Toomey, too, listed a number of provisions he supported – including suspending a tax on medical device makers and business tax breaks he backed – but said "on balance" he could not support the measure, listing off many more examples of what he sees as wasteful or irresponsible spending, including $65 million for salmon restoration and tax credits for wind and solar projects (which Democrats won in exchange for lifting the oil export ban.)
"It is outrageous that Congress pushed through a bloated, $1.1 trillion spending bill that was crafted behind closed doors, is filled with special interest giveaways, and will continue Washington's addiction to overspending and fiscal irresponsibility," Toomey said in a news release.
He and Meehan were the exceptions, though.
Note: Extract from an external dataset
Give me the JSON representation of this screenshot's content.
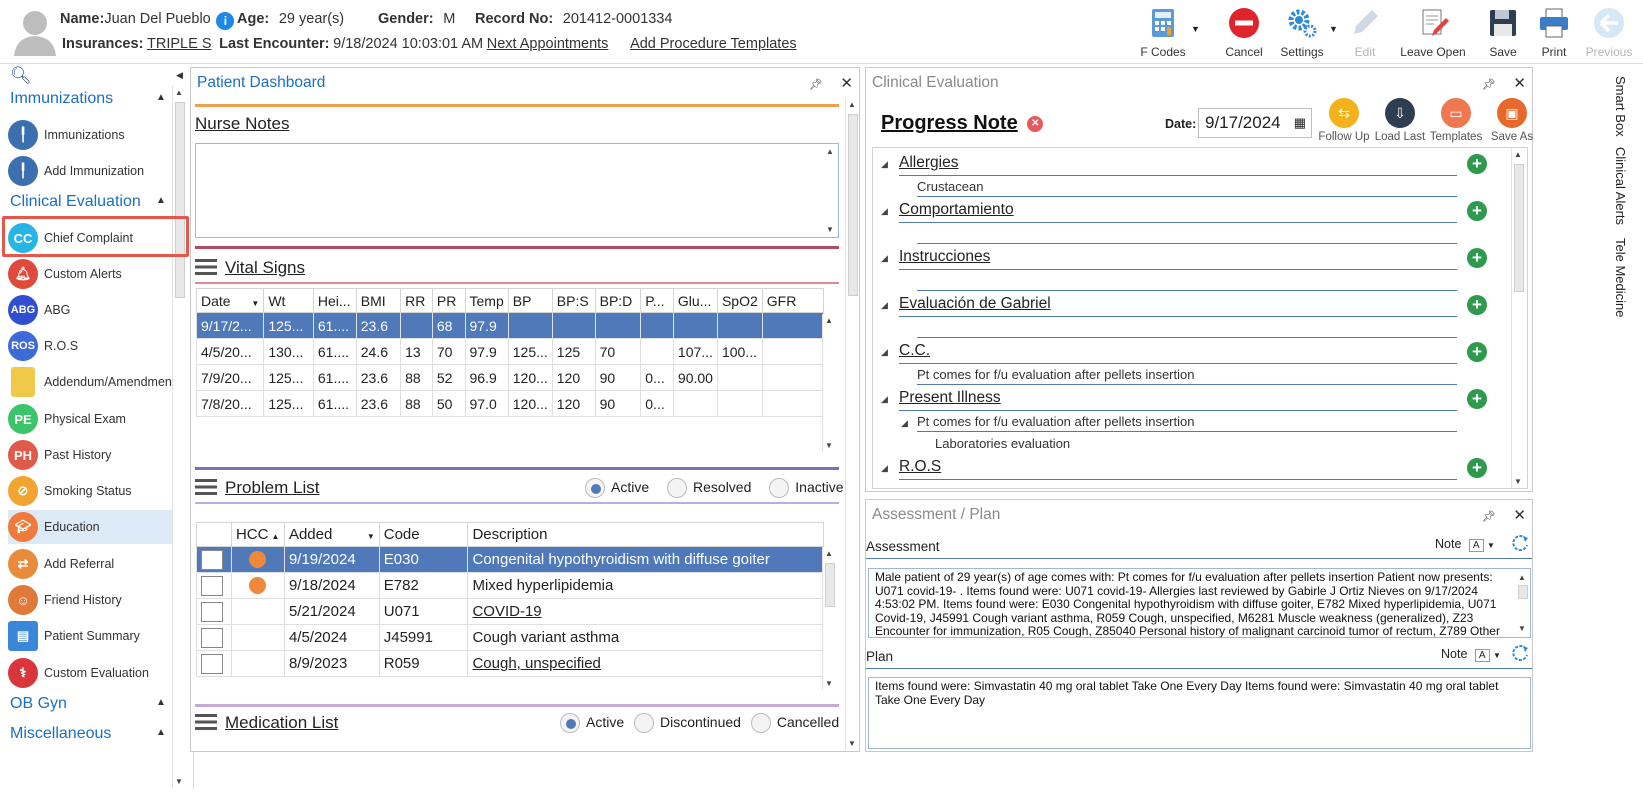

Every other lawmaker from the Philadelphia area (including suburbs in Pennsylvania and South Jersey), supported the measure.
Among many other things, the package included $50 million to fund security at the Democratic National Convention in Philadelphia next year (and a similar amount for the GOP convention in Cleveland), $25 million to help railroads install Positive Train Control, the safety system that could have averted the Amtrak crash in Philadelphia in May, and a two-year delay of the "Cadillac tax" on expensive health-insurance plans in the Affordable Care Act. There are tax credits to help the poor and those with mortgage debt, wording to protect South Jersey's joint McGuire-Dix-Lakehurst military base and money to upgrade the radar on F-16s, including those stationed in Egg Harbor Township, N.J. -- a provision highlighted by Rep. Frank LoBiondo (R., N.J.).
It was all piled together in a 2,009-page all-or-nothing package approved as Congress left Washington for the rest of the year.
Rep. Charlie Dent, an Allentown Republican, hailed the bill for many of its aid to 9/11 first responders and delay of two Affordable Care Act taxes, and for ending, until September, the threat of a government shutdown.
"Congress provided much needed stability for the American people," Dent said.
He said ending the oil export ban would create an estimated 13,000 jobs in Pennsylvania, and many more nationwide.
"This is an important victory for our economy that will allow U.S. businesses to compete within the global marketplace and support our allies by providing them with a secure and reliable energy source," Dent said in a news release.
The bill passed the House 316-113 with bipartisan support. It cleared the Senate 65-33 and is expected to be signed by President Obama.
National Democrats took aim at Meehan for opposing the bill – citing the aid for 9/11 responders (though Meehan, in his release, said he supports that provision).
"Though Congressman Meehan purports to be practical and responsible, his vote today shows his close alignment with the reckless factions of the Republican Party," said Jermaine House, a spokesman for Democrats' national campaign arm. The party has made Meehan a top target in 2016.